Tiffany – I Think We’re Alone Now

 Katy Perry – I Kissed a Girl

Avril Lavigne – Complicated

Bobby Brown – Every Little Step

James Reyne – Any Day Above Ground

KT Tunstall – Other Side of the World

Maroon 5 – She Will Be Loved

Madonna – Like a Virgin

Natalie Imbruglia – Torn

Robbie Williams – No Regrets

I showed you mine, now show me yours. What’s your music guilty pleasure?

I chipped a tooth today eating a mint. That sucks! But life goes on. I was going to double-dip and cross-post from my Havana Cafe Sessions podcast, which goes out today (Episode #145: Cultivating your life using design thinking). But I made this cool cooking video and felt compelled to share that with you instead:

One of my clients is using food to bring the team together. Once a month, one of the sub-teams makes a potluck lunch for the rest of the team. I did my bit by cooking up some Clay’s Beans (as the recipe has become known in my house).

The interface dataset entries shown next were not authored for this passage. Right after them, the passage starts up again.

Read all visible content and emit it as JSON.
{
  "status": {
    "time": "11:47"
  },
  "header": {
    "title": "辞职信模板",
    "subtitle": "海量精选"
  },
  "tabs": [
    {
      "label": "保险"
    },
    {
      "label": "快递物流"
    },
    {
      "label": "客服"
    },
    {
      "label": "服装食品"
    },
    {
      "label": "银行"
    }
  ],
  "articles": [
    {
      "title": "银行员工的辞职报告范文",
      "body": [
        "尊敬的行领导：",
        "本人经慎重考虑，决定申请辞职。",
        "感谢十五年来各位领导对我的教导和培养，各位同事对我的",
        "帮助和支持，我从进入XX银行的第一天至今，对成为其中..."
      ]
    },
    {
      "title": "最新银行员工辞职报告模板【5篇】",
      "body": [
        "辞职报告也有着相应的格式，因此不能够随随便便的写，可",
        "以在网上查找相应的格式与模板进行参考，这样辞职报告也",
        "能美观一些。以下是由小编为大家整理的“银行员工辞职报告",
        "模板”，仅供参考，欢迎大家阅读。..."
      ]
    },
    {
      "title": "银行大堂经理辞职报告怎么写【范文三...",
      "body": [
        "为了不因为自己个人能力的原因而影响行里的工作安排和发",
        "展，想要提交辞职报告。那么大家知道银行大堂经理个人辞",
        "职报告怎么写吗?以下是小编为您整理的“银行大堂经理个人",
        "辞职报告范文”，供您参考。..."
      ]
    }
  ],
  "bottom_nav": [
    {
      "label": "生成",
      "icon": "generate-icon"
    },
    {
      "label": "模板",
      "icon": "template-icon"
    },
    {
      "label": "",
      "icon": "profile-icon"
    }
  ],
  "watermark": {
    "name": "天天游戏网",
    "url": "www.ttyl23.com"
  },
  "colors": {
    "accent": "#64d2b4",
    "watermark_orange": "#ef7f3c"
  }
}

The Recipe:

Let’s swap recipes. Share one of your favourite recipes that’s become known as your signature dish.